(Items from a data source)
--- START ---
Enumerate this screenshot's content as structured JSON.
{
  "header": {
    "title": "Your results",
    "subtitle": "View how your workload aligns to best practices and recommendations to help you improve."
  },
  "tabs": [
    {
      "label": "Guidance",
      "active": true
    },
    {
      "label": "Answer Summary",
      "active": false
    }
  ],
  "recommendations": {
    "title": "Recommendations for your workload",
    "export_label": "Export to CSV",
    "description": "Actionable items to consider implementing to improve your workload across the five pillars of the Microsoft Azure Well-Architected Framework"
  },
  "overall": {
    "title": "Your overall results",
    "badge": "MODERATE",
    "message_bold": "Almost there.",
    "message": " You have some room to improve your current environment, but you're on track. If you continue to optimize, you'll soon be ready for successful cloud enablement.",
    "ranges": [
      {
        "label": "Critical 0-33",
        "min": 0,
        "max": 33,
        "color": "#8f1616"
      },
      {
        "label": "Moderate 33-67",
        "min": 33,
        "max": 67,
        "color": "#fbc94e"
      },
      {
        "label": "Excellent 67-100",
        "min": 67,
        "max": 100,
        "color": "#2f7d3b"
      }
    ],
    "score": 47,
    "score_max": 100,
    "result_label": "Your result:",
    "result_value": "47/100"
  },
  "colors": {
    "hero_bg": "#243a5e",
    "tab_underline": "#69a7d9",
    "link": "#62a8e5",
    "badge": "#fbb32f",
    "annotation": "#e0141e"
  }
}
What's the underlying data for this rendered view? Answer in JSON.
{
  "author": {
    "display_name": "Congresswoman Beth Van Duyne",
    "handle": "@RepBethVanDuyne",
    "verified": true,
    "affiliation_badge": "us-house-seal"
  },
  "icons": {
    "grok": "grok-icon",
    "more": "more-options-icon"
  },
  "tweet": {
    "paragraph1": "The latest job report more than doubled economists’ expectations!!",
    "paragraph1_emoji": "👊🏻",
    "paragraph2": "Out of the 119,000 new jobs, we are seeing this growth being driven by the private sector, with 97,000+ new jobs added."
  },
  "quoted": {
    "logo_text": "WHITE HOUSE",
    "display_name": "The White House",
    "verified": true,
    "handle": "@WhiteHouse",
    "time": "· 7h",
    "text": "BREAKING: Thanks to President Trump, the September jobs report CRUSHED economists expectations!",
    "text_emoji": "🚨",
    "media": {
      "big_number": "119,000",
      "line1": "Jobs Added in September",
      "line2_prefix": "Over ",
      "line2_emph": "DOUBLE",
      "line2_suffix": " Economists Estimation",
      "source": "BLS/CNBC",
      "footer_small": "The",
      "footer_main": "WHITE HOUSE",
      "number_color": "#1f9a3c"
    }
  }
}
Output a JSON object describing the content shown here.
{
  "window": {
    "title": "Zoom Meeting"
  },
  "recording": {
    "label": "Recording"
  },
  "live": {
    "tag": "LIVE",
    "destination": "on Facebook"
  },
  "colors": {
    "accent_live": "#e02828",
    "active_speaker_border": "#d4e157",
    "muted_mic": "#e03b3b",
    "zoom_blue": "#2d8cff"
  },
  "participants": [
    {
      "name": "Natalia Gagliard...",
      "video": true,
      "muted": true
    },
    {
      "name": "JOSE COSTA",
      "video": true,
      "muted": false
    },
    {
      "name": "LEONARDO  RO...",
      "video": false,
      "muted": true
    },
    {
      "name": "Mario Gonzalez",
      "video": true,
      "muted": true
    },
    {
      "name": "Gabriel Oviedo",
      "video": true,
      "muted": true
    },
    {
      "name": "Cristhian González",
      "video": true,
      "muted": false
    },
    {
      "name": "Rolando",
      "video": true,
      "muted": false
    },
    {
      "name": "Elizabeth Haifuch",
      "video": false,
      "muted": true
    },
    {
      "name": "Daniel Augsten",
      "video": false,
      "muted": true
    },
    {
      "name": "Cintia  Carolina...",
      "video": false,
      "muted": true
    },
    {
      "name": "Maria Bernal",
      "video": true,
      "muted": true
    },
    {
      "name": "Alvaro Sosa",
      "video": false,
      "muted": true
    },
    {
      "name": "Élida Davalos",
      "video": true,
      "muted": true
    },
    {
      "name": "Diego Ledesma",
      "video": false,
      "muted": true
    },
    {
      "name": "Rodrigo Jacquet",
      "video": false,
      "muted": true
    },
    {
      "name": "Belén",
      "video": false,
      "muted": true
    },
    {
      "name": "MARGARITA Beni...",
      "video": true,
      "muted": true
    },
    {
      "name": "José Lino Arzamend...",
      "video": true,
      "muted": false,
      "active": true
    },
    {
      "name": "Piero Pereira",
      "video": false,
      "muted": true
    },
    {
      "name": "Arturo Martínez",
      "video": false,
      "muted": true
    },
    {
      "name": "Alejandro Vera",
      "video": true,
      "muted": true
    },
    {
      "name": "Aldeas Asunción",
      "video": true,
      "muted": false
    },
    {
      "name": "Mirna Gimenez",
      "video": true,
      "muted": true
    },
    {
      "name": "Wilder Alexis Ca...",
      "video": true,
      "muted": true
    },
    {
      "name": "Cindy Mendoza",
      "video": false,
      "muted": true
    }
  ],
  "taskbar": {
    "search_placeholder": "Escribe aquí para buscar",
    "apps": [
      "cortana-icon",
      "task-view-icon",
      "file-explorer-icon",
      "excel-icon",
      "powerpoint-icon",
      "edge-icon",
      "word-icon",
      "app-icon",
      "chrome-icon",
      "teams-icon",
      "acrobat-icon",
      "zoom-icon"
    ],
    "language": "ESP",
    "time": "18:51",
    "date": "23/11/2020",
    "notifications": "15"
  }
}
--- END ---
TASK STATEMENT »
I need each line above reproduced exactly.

COMPLETED TASK »
Enumerate this screenshot's content as structured JSON.
{
  "header": {
    "title": "Your results",
    "subtitle": "View how your workload aligns to best practices and recommendations to help you improve."
  },
  "tabs": [
    {
      "label": "Guidance",
      "active": true
    },
    {
      "label": "Answer Summary",
      "active": false
    }
  ],
  "recommendations": {
    "title": "Recommendations for your workload",
    "export_label": "Export to CSV",
    "description": "Actionable items to consider implementing to improve your workload across the five pillars of the Microsoft Azure Well-Architected Framework"
  },
  "overall": {
    "title": "Your overall results",
    "badge": "MODERATE",
    "message_bold": "Almost there.",
    "message": " You have some room to improve your current environment, but you're on track. If you continue to optimize, you'll soon be ready for successful cloud enablement.",
    "ranges": [
      {
        "label": "Critical 0-33",
        "min": 0,
        "max": 33,
        "color": "#8f1616"
      },
      {
        "label": "Moderate 33-67",
        "min": 33,
        "max": 67,
        "color": "#fbc94e"
      },
      {
        "label": "Excellent 67-100",
        "min": 67,
        "max": 100,
        "color": "#2f7d3b"
      }
    ],
    "score": 47,
    "score_max": 100,
    "result_label": "Your result:",
    "result_value": "47/100"
  },
  "colors": {
    "hero_bg": "#243a5e",
    "tab_underline": "#69a7d9",
    "link": "#62a8e5",
    "badge": "#fbb32f",
    "annotation": "#e0141e"
  }
}
What's the underlying data for this rendered view? Answer in JSON.
{
  "author": {
    "display_name": "Congresswoman Beth Van Duyne",
    "handle": "@RepBethVanDuyne",
    "verified": true,
    "affiliation_badge": "us-house-seal"
  },
  "icons": {
    "grok": "grok-icon",
    "more": "more-options-icon"
  },
  "tweet": {
    "paragraph1": "The latest job report more than doubled economists’ expectations!!",
    "paragraph1_emoji": "👊🏻",
    "paragraph2": "Out of the 119,000 new jobs, we are seeing this growth being driven by the private sector, with 97,000+ new jobs added."
  },
  "quoted": {
    "logo_text": "WHITE HOUSE",
    "display_name": "The White House",
    "verified": true,
    "handle": "@WhiteHouse",
    "time": "· 7h",
    "text": "BREAKING: Thanks to President Trump, the September jobs report CRUSHED economists expectations!",
    "text_emoji": "🚨",
    "media": {
      "big_number": "119,000",
      "line1": "Jobs Added in September",
      "line2_prefix": "Over ",
      "line2_emph": "DOUBLE",
      "line2_suffix": " Economists Estimation",
      "source": "BLS/CNBC",
      "footer_small": "The",
      "footer_main": "WHITE HOUSE",
      "number_color": "#1f9a3c"
    }
  }
}
Output a JSON object describing the content shown here.
{
  "window": {
    "title": "Zoom Meeting"
  },
  "recording": {
    "label": "Recording"
  },
  "live": {
    "tag": "LIVE",
    "destination": "on Facebook"
  },
  "colors": {
    "accent_live": "#e02828",
    "active_speaker_border": "#d4e157",
    "muted_mic": "#e03b3b",
    "zoom_blue": "#2d8cff"
  },
  "participants": [
    {
      "name": "Natalia Gagliard...",
      "video": true,
      "muted": true
    },
    {
      "name": "JOSE COSTA",
      "video": true,
      "muted": false
    },
    {
      "name": "LEONARDO  RO...",
      "video": false,
      "muted": true
    },
    {
      "name": "Mario Gonzalez",
      "video": true,
      "muted": true
    },
    {
      "name": "Gabriel Oviedo",
      "video": true,
      "muted": true
    },
    {
      "name": "Cristhian González",
      "video": true,
      "muted": false
    },
    {
      "name": "Rolando",
      "video": true,
      "muted": false
    },
    {
      "name": "Elizabeth Haifuch",
      "video": false,
      "muted": true
    },
    {
      "name": "Daniel Augsten",
      "video": false,
      "muted": true
    },
    {
      "name": "Cintia  Carolina...",
      "video": false,
      "muted": true
    },
    {
      "name": "Maria Bernal",
      "video": true,
      "muted": true
    },
    {
      "name": "Alvaro Sosa",
      "video": false,
      "muted": true
    },
    {
      "name": "Élida Davalos",
      "video": true,
      "muted": true
    },
    {
      "name": "Diego Ledesma",
      "video": false,
      "muted": true
    },
    {
      "name": "Rodrigo Jacquet",
      "video": false,
      "muted": true
    },
    {
      "name": "Belén",
      "video": false,
      "muted": true
    },
    {
      "name": "MARGARITA Beni...",
      "video": true,
      "muted": true
    },
    {
      "name": "José Lino Arzamend...",
      "video": true,
      "muted": false,
      "active": true
    },
    {
      "name": "Piero Pereira",
      "video": false,
      "muted": true
    },
    {
      "name": "Arturo Martínez",
      "video": false,
      "muted": true
    },
    {
      "name": "Alejandro Vera",
      "video": true,
      "muted": true
    },
    {
      "name": "Aldeas Asunción",
      "video": true,
      "muted": false
    },
    {
      "name": "Mirna Gimenez",
      "video": true,
      "muted": true
    },
    {
      "name": "Wilder Alexis Ca...",
      "video": true,
      "muted": true
    },
    {
      "name": "Cindy Mendoza",
      "video": false,
      "muted": true
    }
  ],
  "taskbar": {
    "search_placeholder": "Escribe aquí para buscar",
    "apps": [
      "cortana-icon",
      "task-view-icon",
      "file-explorer-icon",
      "excel-icon",
      "powerpoint-icon",
      "edge-icon",
      "word-icon",
      "app-icon",
      "chrome-icon",
      "teams-icon",
      "acrobat-icon",
      "zoom-icon"
    ],
    "language": "ESP",
    "time": "18:51",
    "date": "23/11/2020",
    "notifications": "15"
  }
}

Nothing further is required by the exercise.